With an increasing amount of beef coming from the dairy herd, Cogent’s Beef Breeding Programme can help improve efficiency in the dairy-cross-beef sector and provide greater consistency for the whole supply chain.
It is estimated that around 50% of all beef in the UK is a product of the dairy herd, with this figure predicted to continue in an upward trend over the next five years. Therefore, improving the quality of these cattle can bring benefits to both dairy farmers and the wider beef supply chain.
With this in mind, Cogent has been working to strengthen its Beef Breeding Programme over the past three years to help guide producers on breeding decisions which are likely to be more beneficial for the dairy-cross-beef market. The programme partners with nucleus herds to develop reputable and bespoke genetics for each sire breed. By working with individual herds, Cogent ensures consistent and desired sire lines whose marketable traits flow through to the cross bred calf.
“The Cogent Beef programme is designed to address the ever-increasing demand of using beef semen in the dairy herd, highlighting the importance of providing consistent genetics that are repeatable,” says Boomer Birch, Cogent’s beef programme manager.
Within the breeding programme, bulls are bred for dairy industry-desired traits such as conception rate, calving ease and gestation length. Long standing data collection with over 318,000 data points increasing on a fortnightly basis, has enabled Cogent to monitor both the bull and its progeny’s performance before making the semen commercially available.
Bulls from the breeding programme boast an average gestation length of 280 days and a calving ease of 97.9% indicating that, on average, around <3% of calvings will be difficult, or will require moderate veterinary assistance.

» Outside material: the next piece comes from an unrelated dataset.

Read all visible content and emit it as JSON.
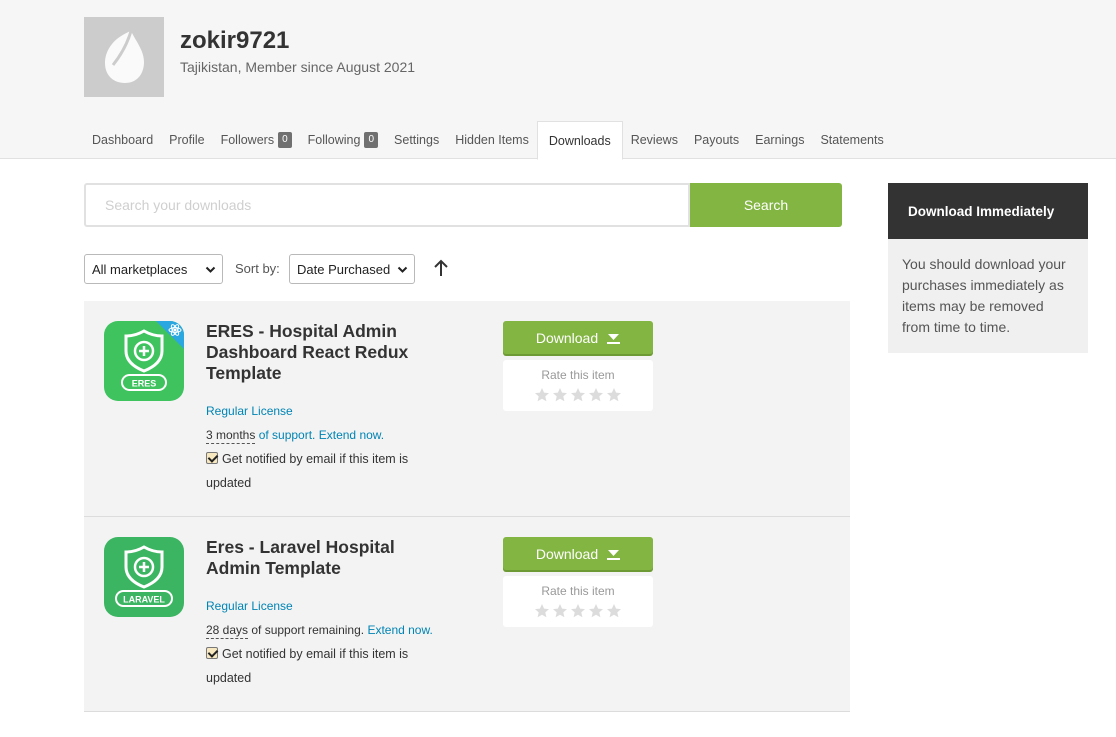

Calf quality varies with sire breed; the British Blue takes the highest quality at 91% closely followed by the Aberdeen Angus at 88%. Quality is determined by Cogent’s unique scoring system based on conformation and fleshing ability of the calf, defining the differences between continental and native cross-bred progeny.
“The figures are calculated on each individual beef sire and are indicative of the benefits that the sire can contribute to the next generation when used in a dairy herd. By publishing these figures, we provide the farmer with a monetary value that can be used to foresee the benefits of using such genetics within their enterprise.”
The main goal of the programme is to ensure selection of bulls that can perform in any system. To ensure this, Cogent partnered with some of the most forward-thinking, progressive beef herds in the UK to develop bloodlines which produce repeatable genetics, from calving ease right through to carcase quality, explains Mr Birch. “Having this relationship with our breeders is allowing us to fulfil the requirements of the whole supply chain, and by utilising advanced breeding technologies, Cogent can create multiple pregnancies from programme-leading males and females to ensure they are bringing the correct genetics into the stud.”
Specific bulls originating from the breeding programme are currently averaging 512 days to slaughter coupled with over 87.4% of progeny achieving a 4L fat grade and below. Conformation is also looking attractive with 97% of slaughtered progeny hitting a 0+ grade or higher. High carcass dead weight coincides with exceptional kill out percentages, which are consistently averaging above 51.7%.
“So, for the dairy farmer that needs calves which are easily born but of high quality, the grower who is looking for efficient, fast daily liveweight gain, the finisher who wants animals that lay down the correct ratios of muscle and fat, and finish quickly, and the processor who wants a carcase that consistently fits the spec with minimal waste, the improved Cogent Beef Programme can provide a solution,” Mr Birch adds.
The top eleven Aberdeen Angus bulls for intramuscular fat (IMF) within the breed society register have been bred and developed by Cogent as a result of the strengthened beef programme, providing excellent eating quality, ticking boxes for the retailer and consumer.
All 11 of these 2020 bulls have now entered semen production within Cogent’s state-of-the-art bull stud, providing high-performance, high-quality semen to both UK and international markets, adds Mr Birch. “The beef semen quality is suitable for male SexedULTRA 4M, and advancements in media and sorting procedures allow Cogent to provide male sexed semen greater than 90% purity and a QC quality that matches the dairy SexedULTRA 4M offering.
“With the expected growth of the dairy-cross-beef market, the strengthening of the programme marks a real opportunity for producers to get the most from their calves and capitalise on a rapidly expanding sector.”